> [EXERCISE REQUIREMENTS]
All of the entries below should be printed exactly; the pictures are to be left out.

> [GIVEN ENTRIES]
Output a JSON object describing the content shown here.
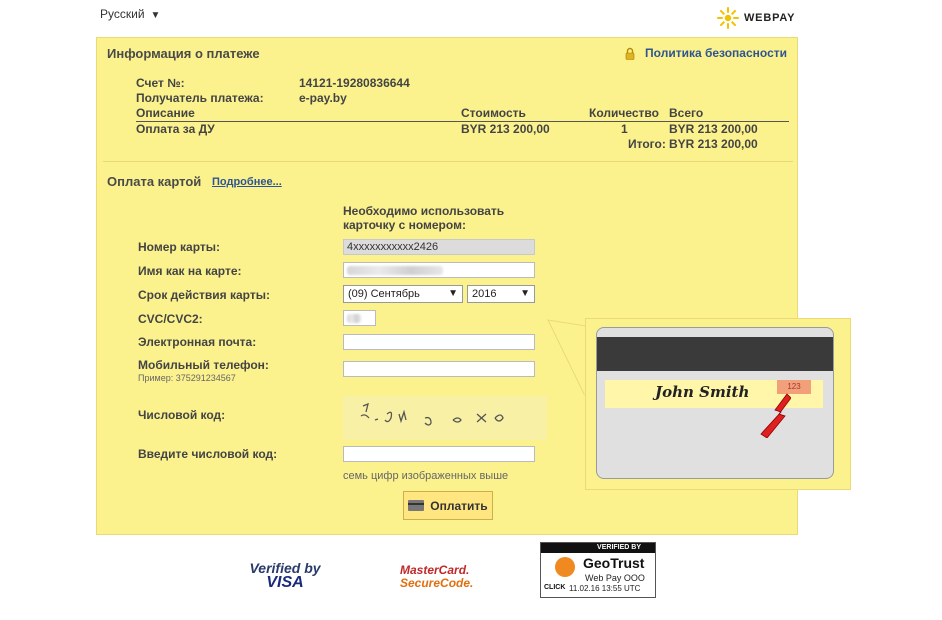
{
  "header": {
    "language": "Русский",
    "logo_text": "WEBPAY"
  },
  "payment_info": {
    "title": "Информация о платеже",
    "privacy_link": "Политика безопасности",
    "invoice_label": "Счет №:",
    "invoice_value": "14121-19280836644",
    "recipient_label": "Получатель платежа:",
    "recipient_value": "e-pay.by",
    "table": {
      "headers": [
        "Описание",
        "Стоимость",
        "Количество",
        "Всего"
      ],
      "rows": [
        [
          "Оплата за ДУ",
          "BYR 213 200,00",
          "1",
          "BYR 213 200,00"
        ]
      ],
      "total_label": "Итого:",
      "total_value": "BYR 213 200,00"
    }
  },
  "card_payment": {
    "title": "Оплата картой",
    "more_link": "Подробнее...",
    "notice": "Необходимо использовать карточку с номером:",
    "fields": {
      "card_number_label": "Номер карты:",
      "card_number_value": "4xxxxxxxxxxx2426",
      "name_label": "Имя как на карте:",
      "expiry_label": "Срок действия карты:",
      "expiry_month": "(09) Сентябрь",
      "expiry_year": "2016",
      "cvc_label": "CVC/CVC2:",
      "email_label": "Электронная почта:",
      "phone_label": "Мобильный телефон:",
      "phone_hint": "Пример: 375291234567",
      "captcha_label": "Числовой код:",
      "code_input_label": "Введите числовой код:",
      "captcha_caption": "семь цифр изображенных выше"
    },
    "pay_button": "Оплатить"
  },
  "card_illustration": {
    "holder_name": "John Smith",
    "cvv": "123"
  },
  "badges": {
    "visa_line1": "Verified by",
    "visa_line2": "VISA",
    "mc_line1": "MasterCard.",
    "mc_line2": "SecureCode.",
    "geotrust_top": "VERIFIED BY",
    "geotrust_brand": "GeoTrust",
    "geotrust_company": "Web Pay OOO",
    "geotrust_click": "CLICK",
    "geotrust_stamp": "11.02.16 13:55 UTC"
  },
  "colors": {
    "panel_bg": "#fbf28e",
    "link": "#2e5590",
    "accent_arrow": "#e02020"
  },
  "icons": [
    "lock-icon",
    "webpay-sun-icon",
    "card-icon",
    "arrow-icon"
  ]
}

> [RESULT BELOW]
Output a JSON object describing the content shown here.
{
  "header": {
    "language": "Русский",
    "logo_text": "WEBPAY"
  },
  "payment_info": {
    "title": "Информация о платеже",
    "privacy_link": "Политика безопасности",
    "invoice_label": "Счет №:",
    "invoice_value": "14121-19280836644",
    "recipient_label": "Получатель платежа:",
    "recipient_value": "e-pay.by",
    "table": {
      "headers": [
        "Описание",
        "Стоимость",
        "Количество",
        "Всего"
      ],
      "rows": [
        [
          "Оплата за ДУ",
          "BYR 213 200,00",
          "1",
          "BYR 213 200,00"
        ]
      ],
      "total_label": "Итого:",
      "total_value": "BYR 213 200,00"
    }
  },
  "card_payment": {
    "title": "Оплата картой",
    "more_link": "Подробнее...",
    "notice": "Необходимо использовать карточку с номером:",
    "fields": {
      "card_number_label": "Номер карты:",
      "card_number_value": "4xxxxxxxxxxx2426",
      "name_label": "Имя как на карте:",
      "expiry_label": "Срок действия карты:",
      "expiry_month": "(09) Сентябрь",
      "expiry_year": "2016",
      "cvc_label": "CVC/CVC2:",
      "email_label": "Электронная почта:",
      "phone_label": "Мобильный телефон:",
      "phone_hint": "Пример: 375291234567",
      "captcha_label": "Числовой код:",
      "code_input_label": "Введите числовой код:",
      "captcha_caption": "семь цифр изображенных выше"
    },
    "pay_button": "Оплатить"
  },
  "card_illustration": {
    "holder_name": "John Smith",
    "cvv": "123"
  },
  "badges": {
    "visa_line1": "Verified by",
    "visa_line2": "VISA",
    "mc_line1": "MasterCard.",
    "mc_line2": "SecureCode.",
    "geotrust_top": "VERIFIED BY",
    "geotrust_brand": "GeoTrust",
    "geotrust_company": "Web Pay OOO",
    "geotrust_click": "CLICK",
    "geotrust_stamp": "11.02.16 13:55 UTC"
  },
  "colors": {
    "panel_bg": "#fbf28e",
    "link": "#2e5590",
    "accent_arrow": "#e02020"
  },
  "icons": [
    "lock-icon",
    "webpay-sun-icon",
    "card-icon",
    "arrow-icon"
  ]
}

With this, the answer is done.